Friday, September 4, 2009

"Hello, I'm an American and I don't know anyone."

Never before would I have prized and despised the words that title this post more than I did my second day in Ireland. I must emphasize this, it is my SECOND DAY in Ireland.

So the day starts off rather bleak. Now, I don't mean the weather, if you begin to think that the weather here is "bleak" you will go mad. That is because it is, at some point in the day, dark, rainy, and cold. It was probably sunny five minutes before that but God can't let the Irish get too carried away in their celebration of the day.

I've come to find that the Irish people want to tell you an answer. If you have a question they will do one of three things. Either they will tell you the answer, find someone who can tell you the answer, or come up with some old story that might lead you to the answer. Often times the latter two fall in conjunction with each other and you get this Irish argument about who has the proper story and where whatever you are looking for actually is. But those stories usually are false, at least now, and so you will be running all over campus because someone faintly remembers there being something that you are looking for in another building. Sounds confusing?
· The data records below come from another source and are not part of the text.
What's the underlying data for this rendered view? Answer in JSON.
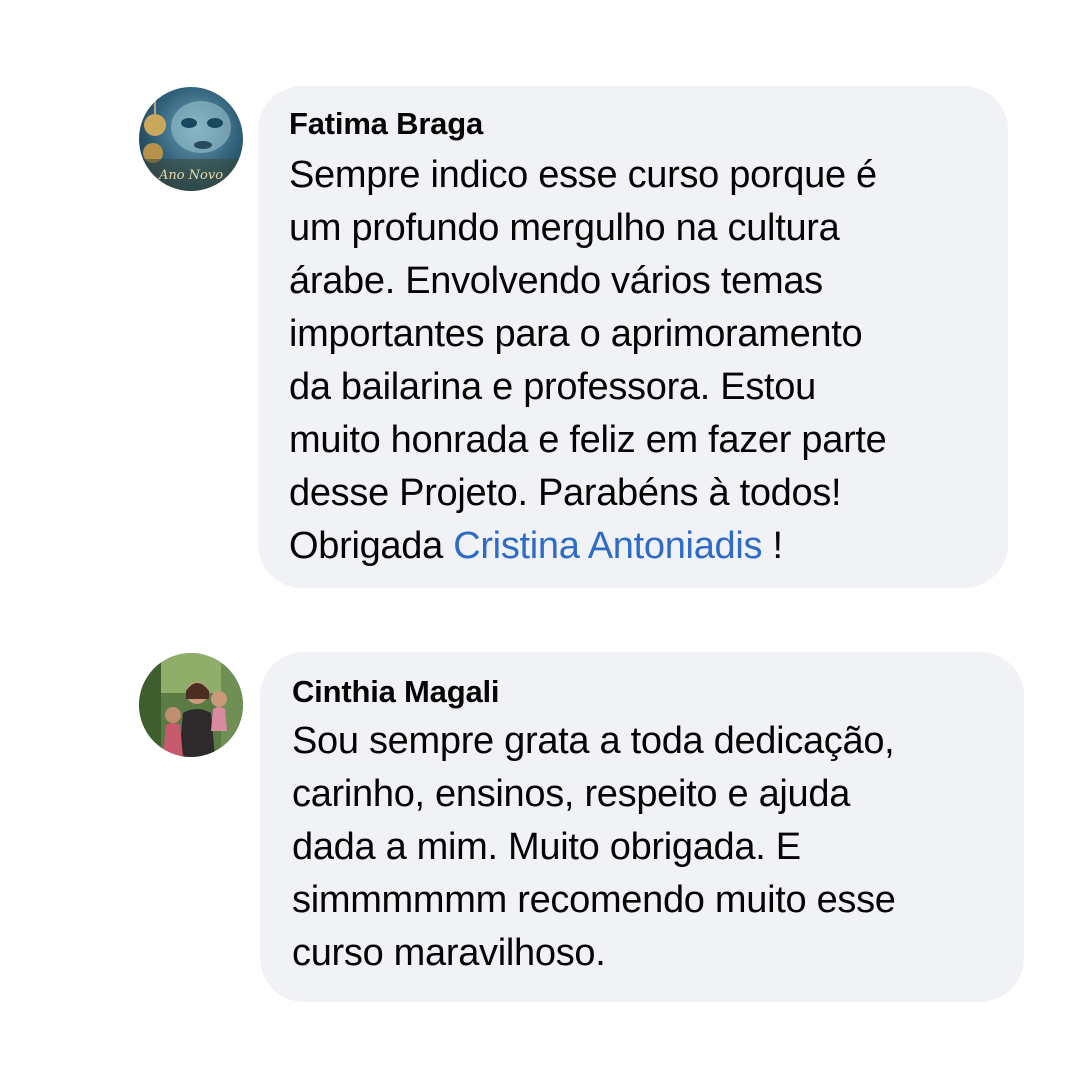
{
  "comments": [
    {
      "author": "Fatima Braga",
      "avatar_icon": "profile-photo",
      "avatar_caption": "Ano Novo",
      "text_lines": [
        "Sempre indico esse curso porque é",
        "um profundo mergulho na cultura",
        "árabe. Envolvendo vários temas",
        "importantes para o aprimoramento",
        "da bailarina e professora. Estou",
        "muito honrada e feliz em fazer parte",
        "desse Projeto.  Parabéns à todos!"
      ],
      "last_line_prefix": "Obrigada ",
      "mention": "Cristina Antoniadis",
      "last_line_suffix": " !"
    },
    {
      "author": "Cinthia Magali",
      "avatar_icon": "profile-photo",
      "text_lines": [
        "Sou sempre grata a toda dedicação,",
        "carinho, ensinos, respeito e ajuda",
        "dada a mim. Muito obrigada. E",
        "simmmmmm recomendo muito esse",
        "curso maravilhoso."
      ]
    }
  ],
  "colors": {
    "bubble_background": "#f0f2f5",
    "text": "#050505",
    "mention_link": "#2d6bc6"
  }
}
Walk about four miles trying to look for a building you've "walked right past over to the left" and confusion is the least of your worries.
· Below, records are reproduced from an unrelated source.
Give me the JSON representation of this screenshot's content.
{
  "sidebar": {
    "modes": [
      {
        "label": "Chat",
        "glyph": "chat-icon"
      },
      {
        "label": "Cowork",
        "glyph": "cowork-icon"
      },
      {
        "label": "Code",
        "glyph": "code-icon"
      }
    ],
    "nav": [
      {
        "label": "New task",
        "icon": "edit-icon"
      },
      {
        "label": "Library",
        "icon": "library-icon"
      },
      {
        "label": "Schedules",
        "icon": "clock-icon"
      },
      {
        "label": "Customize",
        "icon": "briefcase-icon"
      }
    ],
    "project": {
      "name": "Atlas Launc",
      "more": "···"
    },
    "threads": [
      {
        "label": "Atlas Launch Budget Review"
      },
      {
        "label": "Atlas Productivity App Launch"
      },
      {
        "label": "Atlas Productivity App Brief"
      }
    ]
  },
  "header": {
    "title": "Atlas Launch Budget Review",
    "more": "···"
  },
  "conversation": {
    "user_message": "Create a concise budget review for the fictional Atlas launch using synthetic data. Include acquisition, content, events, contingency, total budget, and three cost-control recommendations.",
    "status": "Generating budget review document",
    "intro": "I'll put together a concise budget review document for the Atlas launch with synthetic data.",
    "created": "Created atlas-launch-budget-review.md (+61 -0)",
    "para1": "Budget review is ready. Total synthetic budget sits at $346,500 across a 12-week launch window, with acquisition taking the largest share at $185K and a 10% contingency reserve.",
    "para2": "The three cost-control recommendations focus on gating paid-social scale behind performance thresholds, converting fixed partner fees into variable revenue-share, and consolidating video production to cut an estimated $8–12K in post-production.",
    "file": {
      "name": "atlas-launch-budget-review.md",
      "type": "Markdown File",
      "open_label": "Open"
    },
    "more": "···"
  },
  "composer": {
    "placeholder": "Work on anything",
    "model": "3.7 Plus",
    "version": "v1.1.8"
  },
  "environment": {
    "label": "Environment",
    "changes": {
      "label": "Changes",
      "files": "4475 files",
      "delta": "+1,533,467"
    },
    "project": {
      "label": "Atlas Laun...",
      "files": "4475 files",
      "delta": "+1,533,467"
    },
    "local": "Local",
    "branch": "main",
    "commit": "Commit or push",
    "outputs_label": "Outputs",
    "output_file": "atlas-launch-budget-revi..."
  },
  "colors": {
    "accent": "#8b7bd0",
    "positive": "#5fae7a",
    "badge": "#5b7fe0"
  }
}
Now luck is something I've come to believe in while here in Ireland. It is because at moments I just get lucky as hell. For instance, I was lucky when I was on the bus my first day that the reason I found UCD was due to two other people also going to the campus being on that bus. And on my second day a girl walked past me who was an international student talking of a meeting the internationals were having later that day. I had not heard of this (perhaps because I am a graduate) but decided to go anyways.

Going there I learned a lot about the campus and met some of the people from various clubs as well. But, of note in this story, I also learned of the bar. That's right ladies and gentlemen, there is a bar right on my campus. So, after the meeting and the over priced BBQ (Where we also learned that if you don't BBQ in the rain, you just wont BBQ in Ireland) I walked over to the bar.
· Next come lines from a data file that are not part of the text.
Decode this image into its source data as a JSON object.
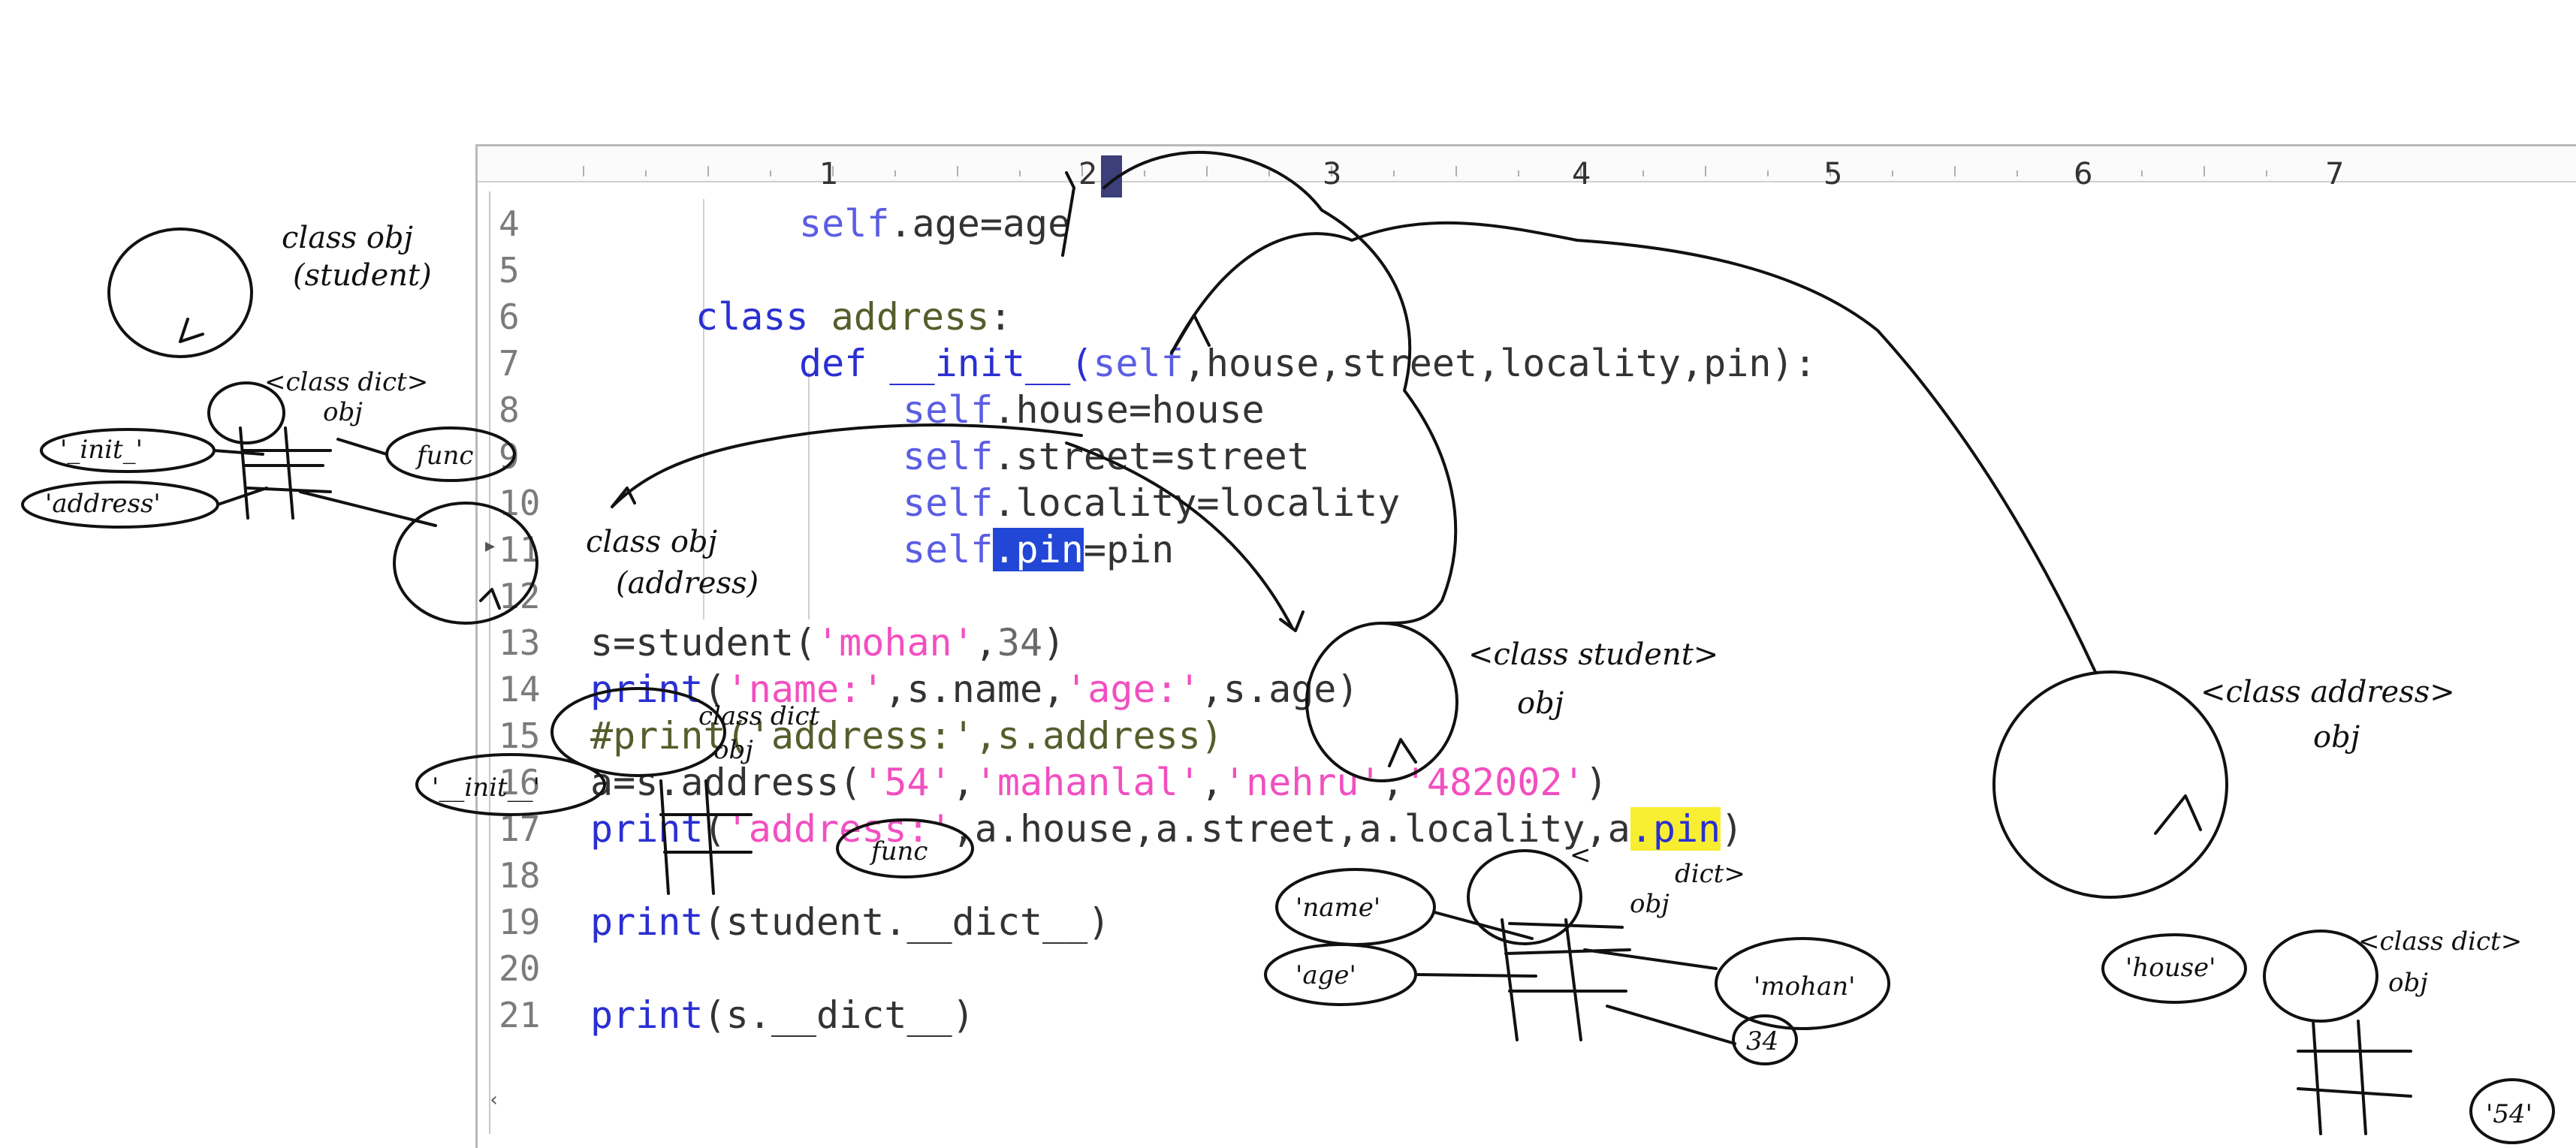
{
  "ruler": {
    "numbers": [
      "1",
      "2",
      "3",
      "4",
      "5",
      "6",
      "7"
    ]
  },
  "lines": [
    {
      "num": "4"
    },
    {
      "num": "5"
    },
    {
      "num": "6"
    },
    {
      "num": "7"
    },
    {
      "num": "8"
    },
    {
      "num": "9"
    },
    {
      "num": "10"
    },
    {
      "num": "11"
    },
    {
      "num": "12"
    },
    {
      "num": "13"
    },
    {
      "num": "14"
    },
    {
      "num": "15"
    },
    {
      "num": "16"
    },
    {
      "num": "17"
    },
    {
      "num": "18"
    },
    {
      "num": "19"
    },
    {
      "num": "20"
    },
    {
      "num": "21"
    }
  ],
  "code": {
    "l4_self": "self",
    "l4_rest": ".age=age",
    "l6_kw": "class",
    "l6_name": " address",
    "l6_colon": ":",
    "l7_kw": "def",
    "l7_name": " __init__(",
    "l7_self": "self",
    "l7_rest": ",house,street,locality,pin):",
    "l8_self": "self",
    "l8_rest": ".house=house",
    "l9_self": "self",
    "l9_rest": ".street=street",
    "l10_self": "self",
    "l10_rest": ".locality=locality",
    "l11_self": "self",
    "l11_sel": ".pin",
    "l11_rest": "=pin",
    "l13_a": "s=student(",
    "l13_s": "'mohan'",
    "l13_b": ",",
    "l13_n": "34",
    "l13_c": ")",
    "l14_kw": "print",
    "l14_a": "(",
    "l14_s1": "'name:'",
    "l14_b": ",s.name,",
    "l14_s2": "'age:'",
    "l14_c": ",s.age)",
    "l15": "#print('address:',s.address)",
    "l16_a": "a=s.address(",
    "l16_s1": "'54'",
    "l16_b": ",",
    "l16_s2": "'mahanlal'",
    "l16_c": ",",
    "l16_s3": "'nehru'",
    "l16_d": ",",
    "l16_s4": "'482002'",
    "l16_e": ")",
    "l17_kw": "print",
    "l17_a": "(",
    "l17_s": "'address:'",
    "l17_b": ",a.house,a.street,a.locality,a",
    "l17_hl": ".pin",
    "l17_c": ")",
    "l19_kw": "print",
    "l19_rest": "(student.__dict__)",
    "l21_kw": "print",
    "l21_rest": "(s.__dict__)"
  },
  "annotations": {
    "class_obj_student": [
      "class obj",
      "(student)"
    ],
    "class_dict_obj_left": [
      "<class dict>",
      "obj"
    ],
    "init_key_left": "'_init_'",
    "address_key_left": "'address'",
    "func_left": "func",
    "class_obj_address": [
      "class obj",
      "(address)"
    ],
    "class_dict_obj_mid": [
      "class dict",
      "obj"
    ],
    "init_key_mid": "'__init__'",
    "func_mid": "func",
    "class_student_obj": [
      "<class student>",
      "obj"
    ],
    "dict_obj_student": [
      "<",
      "dict>",
      "obj"
    ],
    "name_key": "'name'",
    "age_key": "'age'",
    "mohan_val": "'mohan'",
    "val_34": "34",
    "class_address_obj": [
      "<class address>",
      "obj"
    ],
    "class_dict_obj_right": [
      "<class dict>",
      "obj"
    ],
    "house_key": "'house'",
    "val_54": "'54'"
  },
  "colors": {
    "keyword": "#2a2fd2",
    "self": "#5b5de4",
    "string": "#f24fc0",
    "class_name": "#555d2b",
    "selection": "#2247d6",
    "highlight": "#f7ee32"
  }
}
This is where I learned three valuable things. One, Guinness is amazing in Ireland. The majority of the taste is not so different, Guinness is Guinness, but there is a freshness about it - a degree of flavor that is just missed when it is transported over seas. The same goes for a Smithwicks (I asked, it is pronounced Smitticks or Smithicks. Usually due to the accent that drops the 'h' in a 'th' sound.) But there I stood, at the bar, with Pitbull's "I know you want me" playing in the background and I decided I needed to meet some people. So, I slammed down my drink, grabbed a new one, and walked up to some people at a table as the music switched to "Killing in the Name of" by Rage... Yeah, the music is like that here.

I met about four people, all of which were excited to meet an American. To cut the length of this short, through them I met about four more people and we all decided to go to another bar. This was because the bar was going to have free drinks from 11 - midnight. Woohoo, my first European club. This was going to be amazing.

So, we get to the club and begin the drinking. I had quite my fair share - but that is hardly the point. You see, I could pick out the American women easily. They were the extremely drunk ones who were flinging themselves around the place. And it just so happen that as I was taking a drink one flung herself at a man who drunkenly flung himself at me. This sent my arm shooting up into my mouth and breaking off a part of my front tooth. That's right everyone, in my second night in Ireland I broke a tooth at a club. I gave the guy one look and he damn near ran away. He reluctantly stayed long enough to apologize before disappearing into the crowd.

So what did I do? Well, it didn't really hurt... And there wasn't a dentist open at midnight. So I decided I would continue to party and go to the dentist the next day. That should be easy enough, right?

1 comment:

  1. That's so weird. Dad chipped his tooth in another state a few months ago and was a little worried about finding a dentist there. It's truly different when you think about being in another country! Glad things worked out for you.